▶ _Items from a dataset_:
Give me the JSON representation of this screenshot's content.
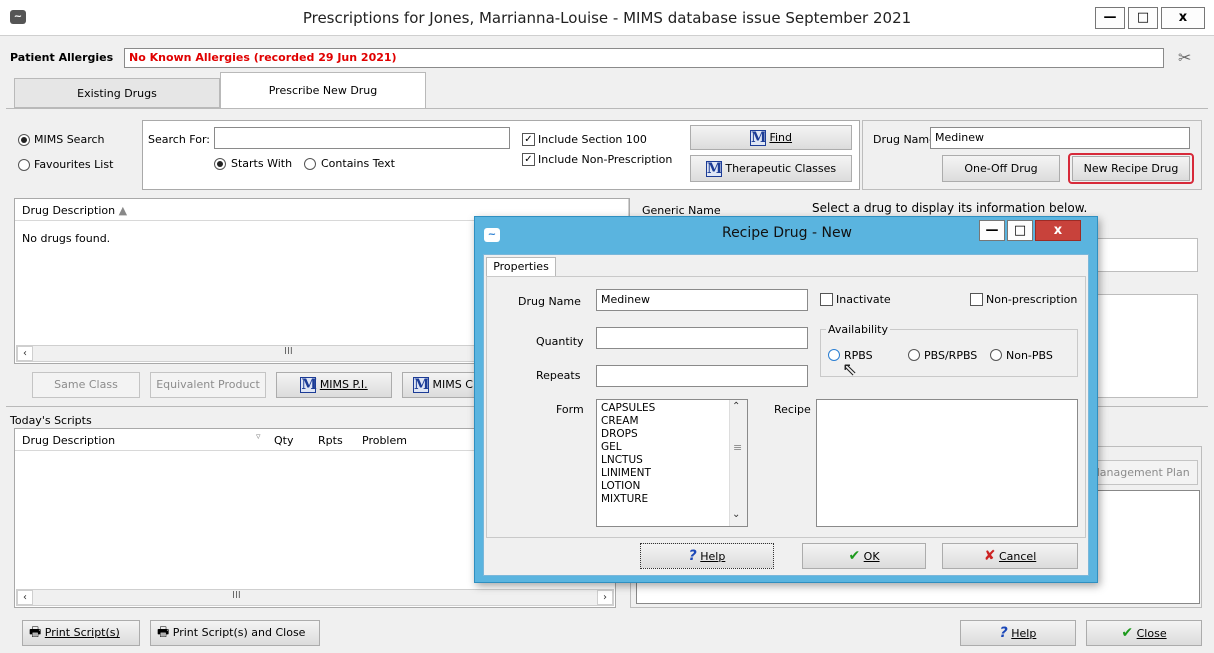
{
  "window": {
    "title": "Prescriptions for Jones, Marrianna-Louise  - MIMS database issue September 2021",
    "minimize": "—",
    "maximize": "□",
    "close": "x"
  },
  "allergies": {
    "label": "Patient Allergies",
    "value": "No Known Allergies (recorded 29 Jun 2021)"
  },
  "tabs": {
    "existing": "Existing Drugs",
    "prescribe": "Prescribe New Drug"
  },
  "search": {
    "mims_search": "MIMS Search",
    "favourites": "Favourites List",
    "search_for_label": "Search For:",
    "search_for_value": "",
    "starts_with": "Starts With",
    "contains_text": "Contains Text",
    "include_s100": "Include Section 100",
    "include_nonrx": "Include Non-Prescription",
    "find": "Find",
    "therapeutic": "Therapeutic Classes"
  },
  "drug_name": {
    "label": "Drug Name:",
    "value": "Medinew",
    "one_off": "One-Off Drug",
    "new_recipe": "New Recipe Drug"
  },
  "drug_list": {
    "col_description": "Drug Description",
    "col_generic": "Generic Name",
    "empty": "No drugs found.",
    "info_text": "Select a drug to display its information below."
  },
  "drug_buttons": {
    "same_class": "Same Class",
    "equivalent": "Equivalent Product",
    "mims_pi": "MIMS P.I.",
    "mims_c": "MIMS C"
  },
  "scripts": {
    "title": "Today's Scripts",
    "col_description": "Drug Description",
    "col_qty": "Qty",
    "col_rpts": "Rpts",
    "col_problem": "Problem",
    "mgmt_plan": "Management Plan"
  },
  "bottom": {
    "print": "Print Script(s)",
    "print_close": "Print Script(s) and Close",
    "help": "Help",
    "close": "Close"
  },
  "dialog": {
    "title": "Recipe Drug - New",
    "tab": "Properties",
    "drug_name_label": "Drug Name",
    "drug_name_value": "Medinew",
    "inactivate": "Inactivate",
    "non_prescription": "Non-prescription",
    "quantity_label": "Quantity",
    "repeats_label": "Repeats",
    "availability_label": "Availability",
    "rpbs": "RPBS",
    "pbs_rpbs": "PBS/RPBS",
    "non_pbs": "Non-PBS",
    "form_label": "Form",
    "recipe_label": "Recipe",
    "forms": [
      "CAPSULES",
      "CREAM",
      "DROPS",
      "GEL",
      "LNCTUS",
      "LINIMENT",
      "LOTION",
      "MIXTURE"
    ],
    "help": "Help",
    "ok": "OK",
    "cancel": "Cancel"
  }
}
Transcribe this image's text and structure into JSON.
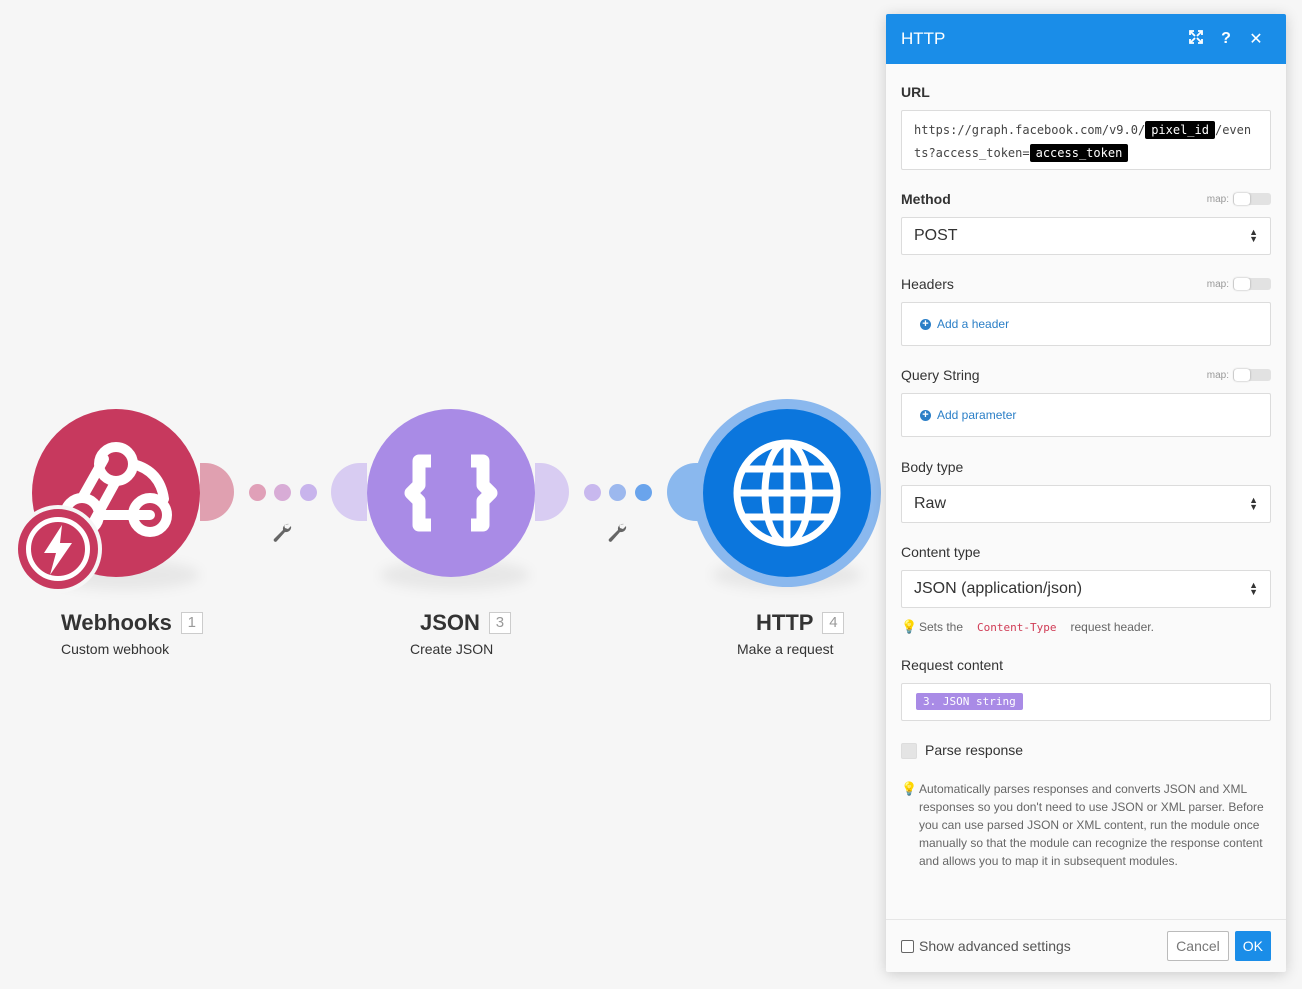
{
  "colors": {
    "accent": "#1a8de8",
    "webhooks": "#c7395e",
    "json": "#a98be6",
    "http": "#0b76dd"
  },
  "modules": [
    {
      "name": "Webhooks",
      "number": "1",
      "subtitle": "Custom webhook",
      "icon": "webhook-icon"
    },
    {
      "name": "JSON",
      "number": "3",
      "subtitle": "Create JSON",
      "icon": "braces-icon"
    },
    {
      "name": "HTTP",
      "number": "4",
      "subtitle": "Make a request",
      "icon": "globe-icon"
    }
  ],
  "panel": {
    "title": "HTTP",
    "url": {
      "label": "URL",
      "part1": "https://graph.facebook.com/v9.0/",
      "token1": "pixel_id",
      "part2": "/even",
      "part3": "ts?access_token=",
      "token2": "access_token"
    },
    "map_label": "map:",
    "method": {
      "label": "Method",
      "value": "POST"
    },
    "headers": {
      "label": "Headers",
      "add": "Add a header"
    },
    "query": {
      "label": "Query String",
      "add": "Add parameter"
    },
    "body_type": {
      "label": "Body type",
      "value": "Raw"
    },
    "content_type": {
      "label": "Content type",
      "value": "JSON (application/json)",
      "hint_pre": "Sets the",
      "hint_code": "Content-Type",
      "hint_post": "request header."
    },
    "request_content": {
      "label": "Request content",
      "token": "3. JSON string"
    },
    "parse": {
      "label": "Parse response",
      "hint": "Automatically parses responses and converts JSON and XML responses so you don't need to use JSON or XML parser. Before you can use parsed JSON or XML content, run the module once manually so that the module can recognize the response content and allows you to map it in subsequent modules."
    },
    "footer": {
      "advanced": "Show advanced settings",
      "cancel": "Cancel",
      "ok": "OK"
    }
  }
}
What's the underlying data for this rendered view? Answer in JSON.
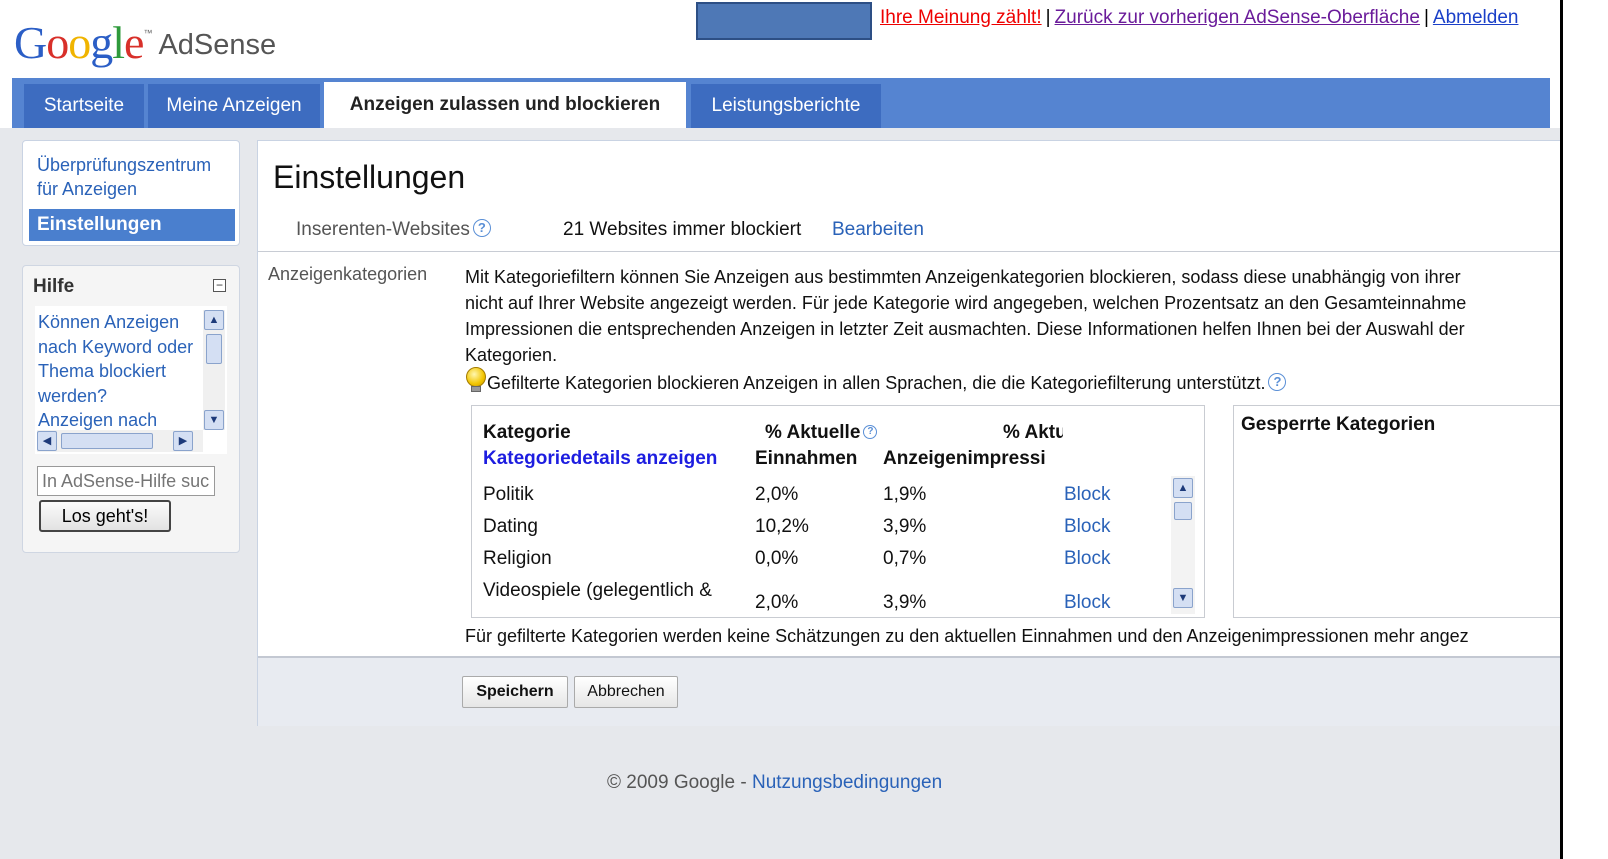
{
  "header": {
    "logo_google": "Google",
    "logo_tm": "™",
    "logo_product": "AdSense",
    "links": [
      {
        "label": "Ihre Meinung zählt!"
      },
      {
        "label": "Zurück zur vorherigen AdSense-Oberfläche"
      },
      {
        "label": "Abmelden"
      }
    ],
    "separator": "|"
  },
  "tabs": [
    {
      "label": "Startseite"
    },
    {
      "label": "Meine Anzeigen"
    },
    {
      "label": "Anzeigen zulassen und blockieren"
    },
    {
      "label": "Leistungsberichte"
    }
  ],
  "sidebar": {
    "items": [
      {
        "label_line1": "Überprüfungszentrum",
        "label_line2": "für Anzeigen"
      },
      {
        "label": "Einstellungen"
      }
    ]
  },
  "help": {
    "title": "Hilfe",
    "collapse": "−",
    "links_text": [
      "Können Anzeigen",
      "nach Keyword oder",
      "Thema blockiert",
      "werden?",
      "Anzeigen nach"
    ],
    "search_placeholder": "In AdSense-Hilfe suchen",
    "search_button": "Los geht's!"
  },
  "main": {
    "title": "Einstellungen",
    "advertiser_label": "Inserenten-Websites",
    "advertiser_value": "21 Websites immer blockiert",
    "advertiser_edit": "Bearbeiten",
    "categories_label": "Anzeigenkategorien",
    "description_lines": [
      "Mit Kategoriefiltern können Sie Anzeigen aus bestimmten Anzeigenkategorien blockieren, sodass diese unabhängig von ihrer",
      "nicht auf Ihrer Website angezeigt werden. Für jede Kategorie wird angegeben, welchen Prozentsatz an den Gesamteinnahme",
      "Impressionen die entsprechenden Anzeigen in letzter Zeit ausmachten. Diese Informationen helfen Ihnen bei der Auswahl der",
      "Kategorien."
    ],
    "hint": "Gefilterte Kategorien blockieren Anzeigen in allen Sprachen, die die Kategoriefilterung unterstützt.",
    "table": {
      "col_category": "Kategorie",
      "col_details_link": "Kategoriedetails anzeigen",
      "col_revenue_1": "% Aktuelle",
      "col_revenue_2": "Einnahmen",
      "col_impr_1": "% Aktu",
      "col_impr_2": "Anzeigenimpressi",
      "rows": [
        {
          "category": "Politik",
          "revenue": "2,0%",
          "impressions": "1,9%",
          "action": "Block"
        },
        {
          "category": "Dating",
          "revenue": "10,2%",
          "impressions": "3,9%",
          "action": "Block"
        },
        {
          "category": "Religion",
          "revenue": "0,0%",
          "impressions": "0,7%",
          "action": "Block"
        },
        {
          "category": "Videospiele (gelegentlich &",
          "revenue": "2,0%",
          "impressions": "3,9%",
          "action": "Block"
        }
      ]
    },
    "blocked_header": "Gesperrte Kategorien",
    "note": "Für gefilterte Kategorien werden keine Schätzungen zu den aktuellen Einnahmen und den Anzeigenimpressionen mehr angez",
    "save_button": "Speichern",
    "cancel_button": "Abbrechen"
  },
  "footer": {
    "copyright": "© 2009 Google -",
    "terms_link": "Nutzungsbedingungen"
  },
  "colors": {
    "tab_bar": "#5584d1",
    "tab_inactive": "#3d6cc0",
    "link_blue": "#2a62b8",
    "link_red": "#e00000",
    "link_purple": "#6a1b9a",
    "page_gray": "#e6e8ec"
  }
}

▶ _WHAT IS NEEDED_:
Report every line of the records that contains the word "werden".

▶ _TASK OUTPUT_:
      "werden?",
      "nicht auf Ihrer Website angezeigt werden. Für jede Kategorie wird angegeben, welchen Prozentsatz an den Gesamteinnahme",
    "note": "Für gefilterte Kategorien werden keine Schätzungen zu den aktuellen Einnahmen und den Anzeigenimpressionen mehr angez",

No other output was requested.